Data about app and page elements:
++++

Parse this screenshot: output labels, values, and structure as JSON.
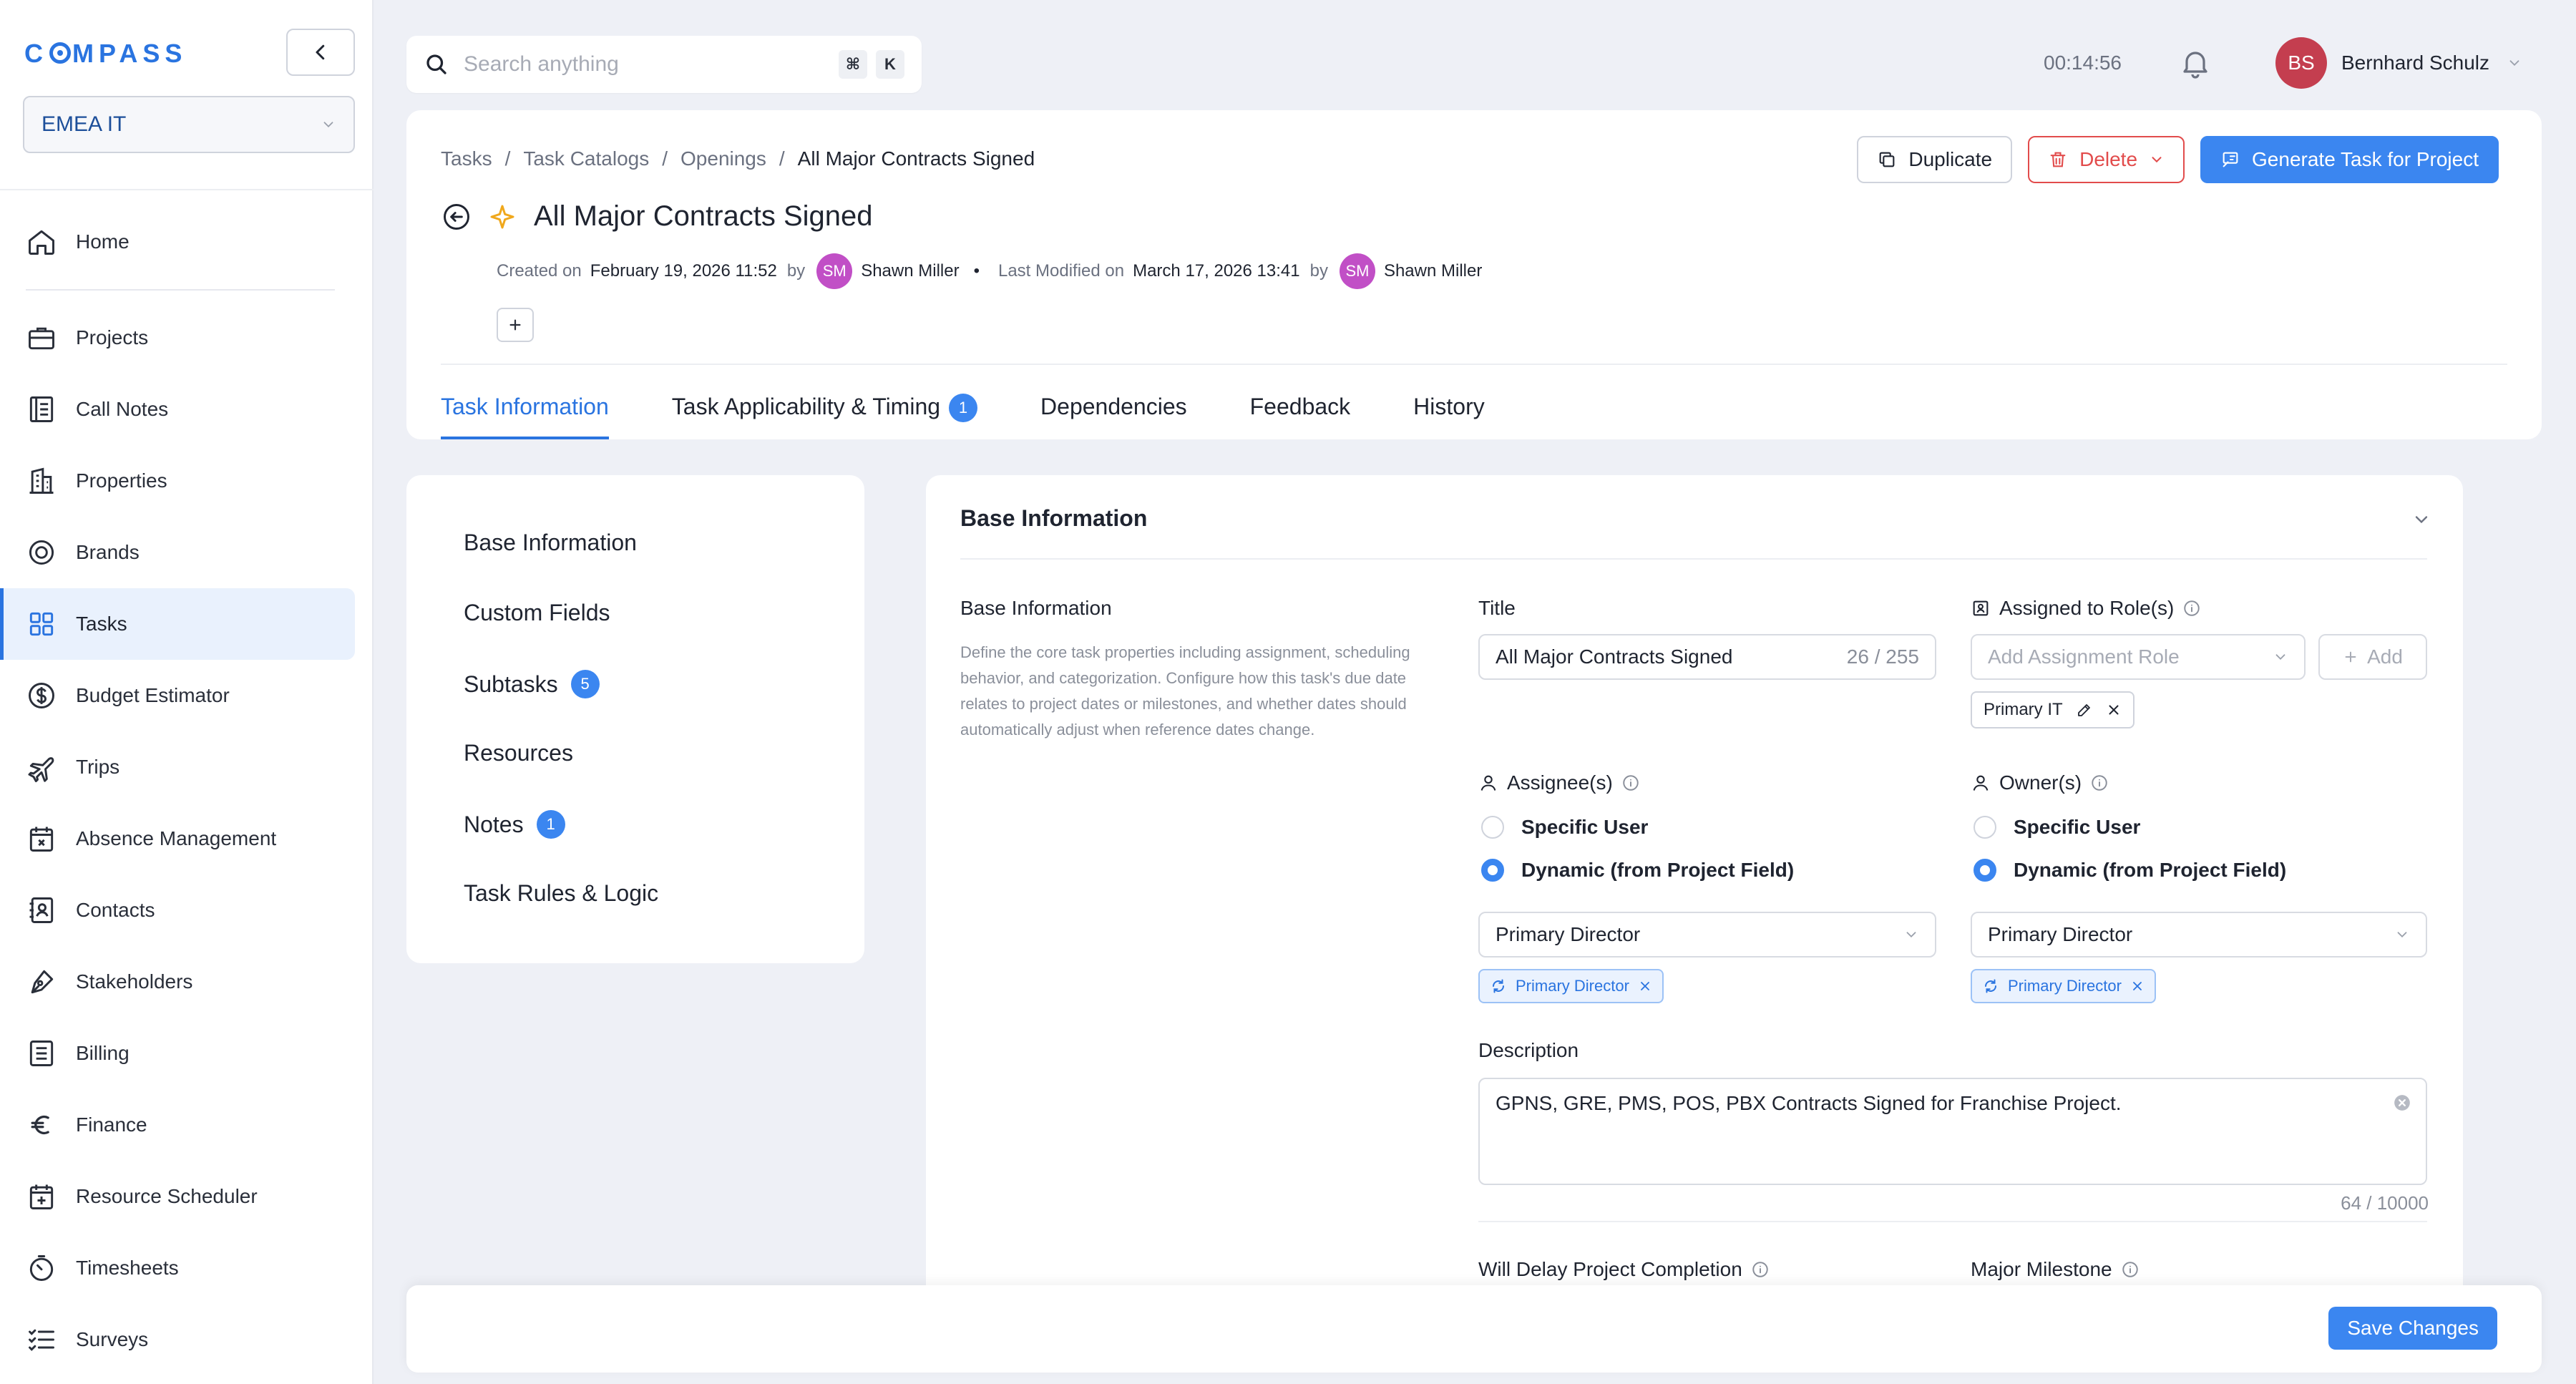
{
  "sidebar": {
    "logo": "COMPASS",
    "workspace": "EMEA IT",
    "items": [
      {
        "label": "Home",
        "icon": "home-icon"
      },
      {
        "label": "Projects",
        "icon": "briefcase-icon"
      },
      {
        "label": "Call Notes",
        "icon": "notebook-icon"
      },
      {
        "label": "Properties",
        "icon": "building-icon"
      },
      {
        "label": "Brands",
        "icon": "badge-icon"
      },
      {
        "label": "Tasks",
        "icon": "grid-icon",
        "active": true
      },
      {
        "label": "Budget Estimator",
        "icon": "dollar-icon"
      },
      {
        "label": "Trips",
        "icon": "plane-icon"
      },
      {
        "label": "Absence Management",
        "icon": "calendar-x-icon"
      },
      {
        "label": "Contacts",
        "icon": "contact-icon"
      },
      {
        "label": "Stakeholders",
        "icon": "pen-icon"
      },
      {
        "label": "Billing",
        "icon": "list-icon"
      },
      {
        "label": "Finance",
        "icon": "euro-icon"
      },
      {
        "label": "Resource Scheduler",
        "icon": "calendar-plus-icon"
      },
      {
        "label": "Timesheets",
        "icon": "stopwatch-icon"
      },
      {
        "label": "Surveys",
        "icon": "checklist-icon"
      }
    ]
  },
  "topbar": {
    "search_placeholder": "Search anything",
    "kbd": [
      "⌘",
      "K"
    ],
    "timer": "00:14:56",
    "user_initials": "BS",
    "user_name": "Bernhard Schulz"
  },
  "header": {
    "breadcrumb": [
      "Tasks",
      "Task Catalogs",
      "Openings",
      "All Major Contracts Signed"
    ],
    "title": "All Major Contracts Signed",
    "created_label": "Created on",
    "created_date": "February 19, 2026 11:52",
    "by": "by",
    "creator_initials": "SM",
    "creator_name": "Shawn Miller",
    "modified_label": "Last Modified on",
    "modified_date": "March 17, 2026 13:41",
    "modifier_initials": "SM",
    "modifier_name": "Shawn Miller",
    "actions": {
      "duplicate": "Duplicate",
      "delete": "Delete",
      "generate": "Generate Task for Project"
    },
    "tabs": [
      {
        "label": "Task Information",
        "active": true
      },
      {
        "label": "Task Applicability & Timing",
        "count": "1"
      },
      {
        "label": "Dependencies"
      },
      {
        "label": "Feedback"
      },
      {
        "label": "History"
      }
    ]
  },
  "section_nav": [
    {
      "label": "Base Information"
    },
    {
      "label": "Custom Fields"
    },
    {
      "label": "Subtasks",
      "count": "5"
    },
    {
      "label": "Resources"
    },
    {
      "label": "Notes",
      "count": "1"
    },
    {
      "label": "Task Rules & Logic"
    }
  ],
  "form": {
    "heading": "Base Information",
    "sub_title": "Base Information",
    "sub_desc": "Define the core task properties including assignment, scheduling behavior, and categorization. Configure how this task's due date relates to project dates or milestones, and whether dates should automatically adjust when reference dates change.",
    "title_label": "Title",
    "title_value": "All Major Contracts Signed",
    "title_counter": "26 / 255",
    "roles_label": "Assigned to Role(s)",
    "roles_placeholder": "Add Assignment Role",
    "roles_add": "Add",
    "roles_chip": "Primary IT",
    "assignee_label": "Assignee(s)",
    "owner_label": "Owner(s)",
    "radio_specific": "Specific User",
    "radio_dynamic": "Dynamic (from Project Field)",
    "assignee_select": "Primary Director",
    "assignee_chip": "Primary Director",
    "owner_select": "Primary Director",
    "owner_chip": "Primary Director",
    "description_label": "Description",
    "description_value": "GPNS, GRE, PMS, POS, PBX Contracts Signed for Franchise Project.",
    "description_counter": "64 / 10000",
    "delay_label": "Will Delay Project Completion",
    "milestone_label": "Major Milestone"
  },
  "footer": {
    "save": "Save Changes"
  },
  "colors": {
    "accent": "#3b86f0",
    "danger": "#e24c4c",
    "avatar_user": "#c43e4f",
    "avatar_sm": "#c14fc6"
  }
}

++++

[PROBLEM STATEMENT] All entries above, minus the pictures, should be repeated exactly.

[EXERCISE RESULT]
Parse this screenshot: output labels, values, and structure as JSON.
{
  "sidebar": {
    "logo": "COMPASS",
    "workspace": "EMEA IT",
    "items": [
      {
        "label": "Home",
        "icon": "home-icon"
      },
      {
        "label": "Projects",
        "icon": "briefcase-icon"
      },
      {
        "label": "Call Notes",
        "icon": "notebook-icon"
      },
      {
        "label": "Properties",
        "icon": "building-icon"
      },
      {
        "label": "Brands",
        "icon": "badge-icon"
      },
      {
        "label": "Tasks",
        "icon": "grid-icon",
        "active": true
      },
      {
        "label": "Budget Estimator",
        "icon": "dollar-icon"
      },
      {
        "label": "Trips",
        "icon": "plane-icon"
      },
      {
        "label": "Absence Management",
        "icon": "calendar-x-icon"
      },
      {
        "label": "Contacts",
        "icon": "contact-icon"
      },
      {
        "label": "Stakeholders",
        "icon": "pen-icon"
      },
      {
        "label": "Billing",
        "icon": "list-icon"
      },
      {
        "label": "Finance",
        "icon": "euro-icon"
      },
      {
        "label": "Resource Scheduler",
        "icon": "calendar-plus-icon"
      },
      {
        "label": "Timesheets",
        "icon": "stopwatch-icon"
      },
      {
        "label": "Surveys",
        "icon": "checklist-icon"
      }
    ]
  },
  "topbar": {
    "search_placeholder": "Search anything",
    "kbd": [
      "⌘",
      "K"
    ],
    "timer": "00:14:56",
    "user_initials": "BS",
    "user_name": "Bernhard Schulz"
  },
  "header": {
    "breadcrumb": [
      "Tasks",
      "Task Catalogs",
      "Openings",
      "All Major Contracts Signed"
    ],
    "title": "All Major Contracts Signed",
    "created_label": "Created on",
    "created_date": "February 19, 2026 11:52",
    "by": "by",
    "creator_initials": "SM",
    "creator_name": "Shawn Miller",
    "modified_label": "Last Modified on",
    "modified_date": "March 17, 2026 13:41",
    "modifier_initials": "SM",
    "modifier_name": "Shawn Miller",
    "actions": {
      "duplicate": "Duplicate",
      "delete": "Delete",
      "generate": "Generate Task for Project"
    },
    "tabs": [
      {
        "label": "Task Information",
        "active": true
      },
      {
        "label": "Task Applicability & Timing",
        "count": "1"
      },
      {
        "label": "Dependencies"
      },
      {
        "label": "Feedback"
      },
      {
        "label": "History"
      }
    ]
  },
  "section_nav": [
    {
      "label": "Base Information"
    },
    {
      "label": "Custom Fields"
    },
    {
      "label": "Subtasks",
      "count": "5"
    },
    {
      "label": "Resources"
    },
    {
      "label": "Notes",
      "count": "1"
    },
    {
      "label": "Task Rules & Logic"
    }
  ],
  "form": {
    "heading": "Base Information",
    "sub_title": "Base Information",
    "sub_desc": "Define the core task properties including assignment, scheduling behavior, and categorization. Configure how this task's due date relates to project dates or milestones, and whether dates should automatically adjust when reference dates change.",
    "title_label": "Title",
    "title_value": "All Major Contracts Signed",
    "title_counter": "26 / 255",
    "roles_label": "Assigned to Role(s)",
    "roles_placeholder": "Add Assignment Role",
    "roles_add": "Add",
    "roles_chip": "Primary IT",
    "assignee_label": "Assignee(s)",
    "owner_label": "Owner(s)",
    "radio_specific": "Specific User",
    "radio_dynamic": "Dynamic (from Project Field)",
    "assignee_select": "Primary Director",
    "assignee_chip": "Primary Director",
    "owner_select": "Primary Director",
    "owner_chip": "Primary Director",
    "description_label": "Description",
    "description_value": "GPNS, GRE, PMS, POS, PBX Contracts Signed for Franchise Project.",
    "description_counter": "64 / 10000",
    "delay_label": "Will Delay Project Completion",
    "milestone_label": "Major Milestone"
  },
  "footer": {
    "save": "Save Changes"
  },
  "colors": {
    "accent": "#3b86f0",
    "danger": "#e24c4c",
    "avatar_user": "#c43e4f",
    "avatar_sm": "#c14fc6"
  }
}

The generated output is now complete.